Musicians and dancers across the country are converging in Greensboro this weekend for the 75th annual National Folk Festival. The festival begins Friday, September 11 and goes through Sunday, September 13. It is the first time the festival has come to the Tar Heel State. Performers include R&B and gospel legend Mavis Staples, Rhiannon Giddens from the Carolina Chocolate Drops and honky-tonker Dale Watson, but those artists barely scratch the festival’s surface.
"On stage it's a really diverse representation of tradition-bearers from all over the U.S. In terms of the crowd, we are expecting probably anywhere from 80,000 to 100,000 people from North Carolina and the neighboring states. We've even got people calling in saying they are coming down from Ohio and Washington state," said Amy Grossmann, Local Director for the National Folk Festival.
Here are some lesser-known acts Grossmann said people should not miss:
Aurelio Martinez (Garifuna)
"Aurelio himself is from Honduras and the history of his people goes back to a slave ship that wrecked on a Caribbean island, and the folks there intermarried with the folks on that island. They ended up being displaced by the British and were re-settled on the Caribbean coast on Honduras, Guatemala, and Nicaragua," Grossmann said.

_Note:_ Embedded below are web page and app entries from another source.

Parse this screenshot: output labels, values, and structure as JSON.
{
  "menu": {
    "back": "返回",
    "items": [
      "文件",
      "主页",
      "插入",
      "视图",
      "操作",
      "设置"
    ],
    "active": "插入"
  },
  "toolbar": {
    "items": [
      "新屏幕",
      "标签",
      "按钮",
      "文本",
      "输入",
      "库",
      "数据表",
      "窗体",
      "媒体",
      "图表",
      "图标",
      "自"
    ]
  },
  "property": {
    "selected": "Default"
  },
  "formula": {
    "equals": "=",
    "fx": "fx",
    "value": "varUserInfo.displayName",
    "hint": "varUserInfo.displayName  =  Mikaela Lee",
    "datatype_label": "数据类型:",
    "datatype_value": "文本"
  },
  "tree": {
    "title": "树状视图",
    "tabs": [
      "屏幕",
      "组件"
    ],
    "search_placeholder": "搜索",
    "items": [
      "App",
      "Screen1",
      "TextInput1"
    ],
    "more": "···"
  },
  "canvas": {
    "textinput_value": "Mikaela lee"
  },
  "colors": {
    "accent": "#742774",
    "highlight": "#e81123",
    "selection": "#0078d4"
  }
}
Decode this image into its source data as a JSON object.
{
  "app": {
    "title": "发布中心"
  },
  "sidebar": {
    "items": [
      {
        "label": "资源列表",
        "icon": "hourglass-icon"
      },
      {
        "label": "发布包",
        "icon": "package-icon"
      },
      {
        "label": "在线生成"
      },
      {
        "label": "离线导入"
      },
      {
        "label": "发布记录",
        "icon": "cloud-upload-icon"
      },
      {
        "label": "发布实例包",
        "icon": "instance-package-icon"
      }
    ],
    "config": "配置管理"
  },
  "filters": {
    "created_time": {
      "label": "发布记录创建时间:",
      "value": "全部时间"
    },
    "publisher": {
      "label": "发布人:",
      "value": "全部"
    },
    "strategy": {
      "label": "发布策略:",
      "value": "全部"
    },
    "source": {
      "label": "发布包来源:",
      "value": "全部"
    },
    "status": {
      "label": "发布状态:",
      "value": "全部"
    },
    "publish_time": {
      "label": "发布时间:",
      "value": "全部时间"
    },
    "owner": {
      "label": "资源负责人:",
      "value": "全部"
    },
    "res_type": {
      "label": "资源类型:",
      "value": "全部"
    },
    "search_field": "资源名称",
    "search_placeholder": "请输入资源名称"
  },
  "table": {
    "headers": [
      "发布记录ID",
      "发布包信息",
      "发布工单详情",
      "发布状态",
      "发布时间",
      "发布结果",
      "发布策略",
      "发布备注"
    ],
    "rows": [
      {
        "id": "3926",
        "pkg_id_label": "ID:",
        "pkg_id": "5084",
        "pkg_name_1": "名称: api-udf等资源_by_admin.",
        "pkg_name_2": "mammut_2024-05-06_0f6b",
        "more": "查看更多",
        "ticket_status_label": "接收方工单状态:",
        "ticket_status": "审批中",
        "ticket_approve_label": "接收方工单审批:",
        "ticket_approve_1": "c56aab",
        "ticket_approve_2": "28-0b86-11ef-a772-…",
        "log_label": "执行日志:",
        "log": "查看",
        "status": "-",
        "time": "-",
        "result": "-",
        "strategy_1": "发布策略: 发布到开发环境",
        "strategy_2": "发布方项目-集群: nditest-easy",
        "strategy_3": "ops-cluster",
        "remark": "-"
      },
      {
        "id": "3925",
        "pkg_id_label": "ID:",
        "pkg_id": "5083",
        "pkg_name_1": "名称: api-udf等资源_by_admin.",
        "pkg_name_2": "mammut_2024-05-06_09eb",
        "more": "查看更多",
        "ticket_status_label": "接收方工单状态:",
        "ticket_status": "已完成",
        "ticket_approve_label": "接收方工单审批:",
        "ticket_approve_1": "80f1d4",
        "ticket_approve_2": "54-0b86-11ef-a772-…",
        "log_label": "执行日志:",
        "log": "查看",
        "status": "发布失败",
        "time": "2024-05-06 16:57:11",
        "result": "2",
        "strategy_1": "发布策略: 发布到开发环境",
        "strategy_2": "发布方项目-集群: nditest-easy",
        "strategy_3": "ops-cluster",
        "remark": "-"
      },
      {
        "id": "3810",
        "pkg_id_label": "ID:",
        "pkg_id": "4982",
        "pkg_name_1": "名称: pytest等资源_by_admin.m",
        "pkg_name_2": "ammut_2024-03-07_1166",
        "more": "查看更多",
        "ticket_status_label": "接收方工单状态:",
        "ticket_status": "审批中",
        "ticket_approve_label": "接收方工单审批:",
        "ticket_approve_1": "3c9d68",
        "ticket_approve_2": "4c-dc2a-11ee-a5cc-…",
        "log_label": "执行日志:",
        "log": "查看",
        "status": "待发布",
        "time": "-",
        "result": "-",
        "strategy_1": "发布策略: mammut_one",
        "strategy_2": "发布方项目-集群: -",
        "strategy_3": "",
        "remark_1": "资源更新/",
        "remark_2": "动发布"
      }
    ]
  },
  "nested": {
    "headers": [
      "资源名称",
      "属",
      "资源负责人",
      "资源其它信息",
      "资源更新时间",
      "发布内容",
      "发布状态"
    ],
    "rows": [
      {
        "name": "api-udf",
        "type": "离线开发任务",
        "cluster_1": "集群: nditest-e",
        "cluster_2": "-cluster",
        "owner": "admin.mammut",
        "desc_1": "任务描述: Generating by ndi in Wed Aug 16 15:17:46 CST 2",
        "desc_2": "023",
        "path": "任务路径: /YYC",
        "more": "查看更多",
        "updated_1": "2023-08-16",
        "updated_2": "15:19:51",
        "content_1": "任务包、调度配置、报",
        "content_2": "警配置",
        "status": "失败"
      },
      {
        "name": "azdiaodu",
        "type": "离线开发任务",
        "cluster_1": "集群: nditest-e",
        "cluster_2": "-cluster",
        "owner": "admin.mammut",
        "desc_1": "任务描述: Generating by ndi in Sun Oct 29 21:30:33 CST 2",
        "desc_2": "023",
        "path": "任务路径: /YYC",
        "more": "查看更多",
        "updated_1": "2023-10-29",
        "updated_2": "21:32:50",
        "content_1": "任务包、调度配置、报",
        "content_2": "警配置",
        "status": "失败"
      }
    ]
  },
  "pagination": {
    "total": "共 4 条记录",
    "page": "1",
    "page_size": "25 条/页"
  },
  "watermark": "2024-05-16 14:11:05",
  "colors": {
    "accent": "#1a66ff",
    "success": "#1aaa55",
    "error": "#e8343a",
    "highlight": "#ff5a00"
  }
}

Mythili Prakash (Bharata Natyam)
"Mythili herself was born here in the U.S., but her parents emigrated from India. Her mother is actually a grand master of the [Bharata Natyam] dance form. Mythili is taking it to new levels, continuing to carry on the tradition while also innovating and performing it all over the world."

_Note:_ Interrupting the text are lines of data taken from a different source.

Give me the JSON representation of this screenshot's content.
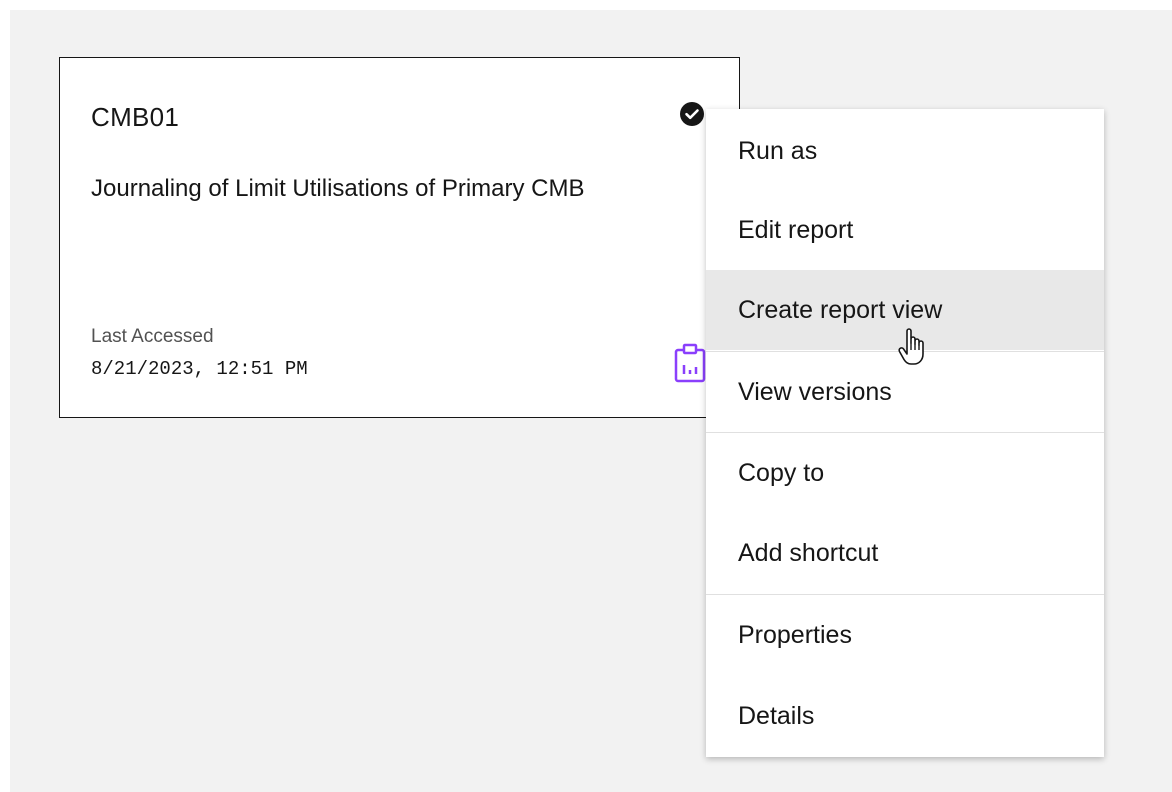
{
  "tile": {
    "title": "CMB01",
    "description": "Journaling of Limit Utilisations of Primary CMB",
    "last_accessed_label": "Last Accessed",
    "last_accessed_value": "8/21/2023, 12:51 PM",
    "check_icon": "checkmark-filled-icon",
    "type_icon": "report-icon",
    "type_icon_color": "#8a3ffc"
  },
  "menu": {
    "items": [
      {
        "label": "Run as"
      },
      {
        "label": "Edit report"
      },
      {
        "label": "Create report view"
      },
      {
        "label": "View versions"
      },
      {
        "label": "Copy to"
      },
      {
        "label": "Add shortcut"
      },
      {
        "label": "Properties"
      },
      {
        "label": "Details"
      }
    ],
    "hovered_item": "Create report view"
  },
  "colors": {
    "background": "#f2f2f2",
    "tile_border": "#161616",
    "hover": "#e8e8e8",
    "accent": "#8a3ffc"
  }
}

Lloyd Arneach (Cherokee storyteller)
"Lloyd comes from a long line of storytellers. His heritage goes back to the eastern band of Cherokee Indians, the folks who did not go all the way to Oklahoma on the Trail of Tears and stayed here in North Carolina."

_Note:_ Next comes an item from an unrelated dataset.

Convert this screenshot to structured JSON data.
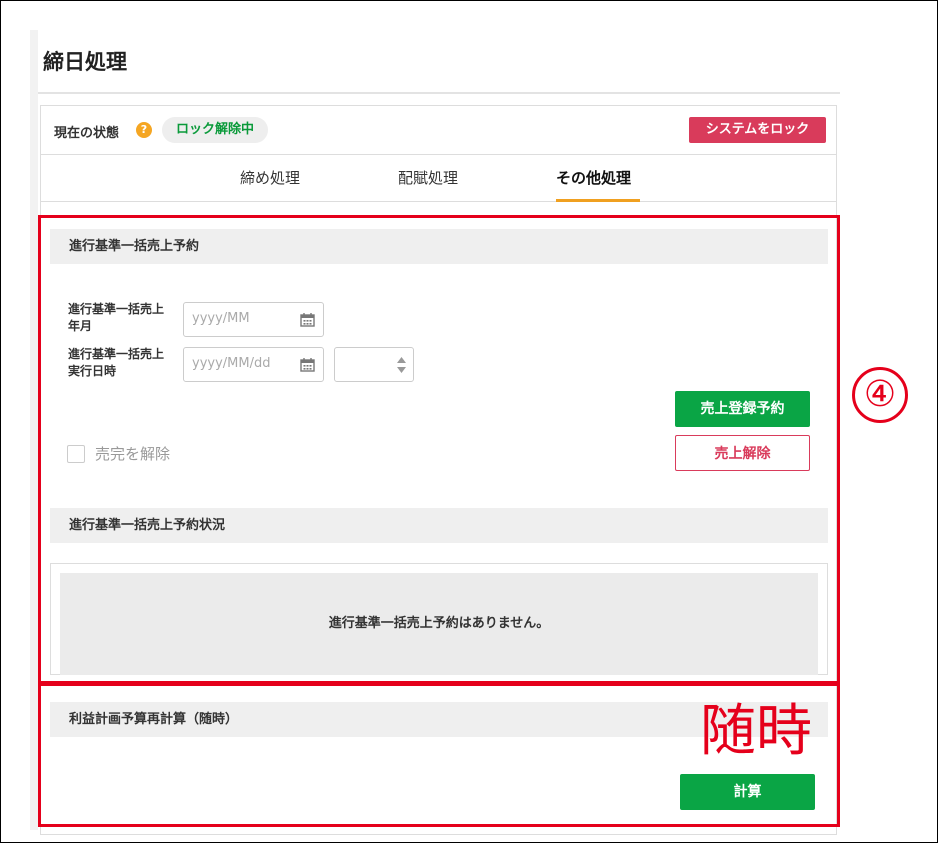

Listen to Arneach's interview with The State of Things here.
Welch Family Singers (Cherokee gospel)
"There is a tradition in the Cherokee community going back a couple hundred years of singing sacred music both in English and Cherokee. The Welch Family Singers are proponents of this and we are very excited to have them to showcase this to everyone."
Jeff Little Trio (Blue Ridge piano)
"Jeff Little is a pianist from Boone, North Carolina. He's been performing since he was 5 years old. He is an absolute master of the piano which you don't typically find as a traditional instrument in Blue Ridge music. His parents were owners of a music store and his close family friends were Doc Watson and all those family members," Grossmann said. "So Jeff gravitated toward the piano and his style really emulates that Blue Ridge Appalachian guitar picking music that he picked up from hanging out with the Watsons and all those other folks in Boone."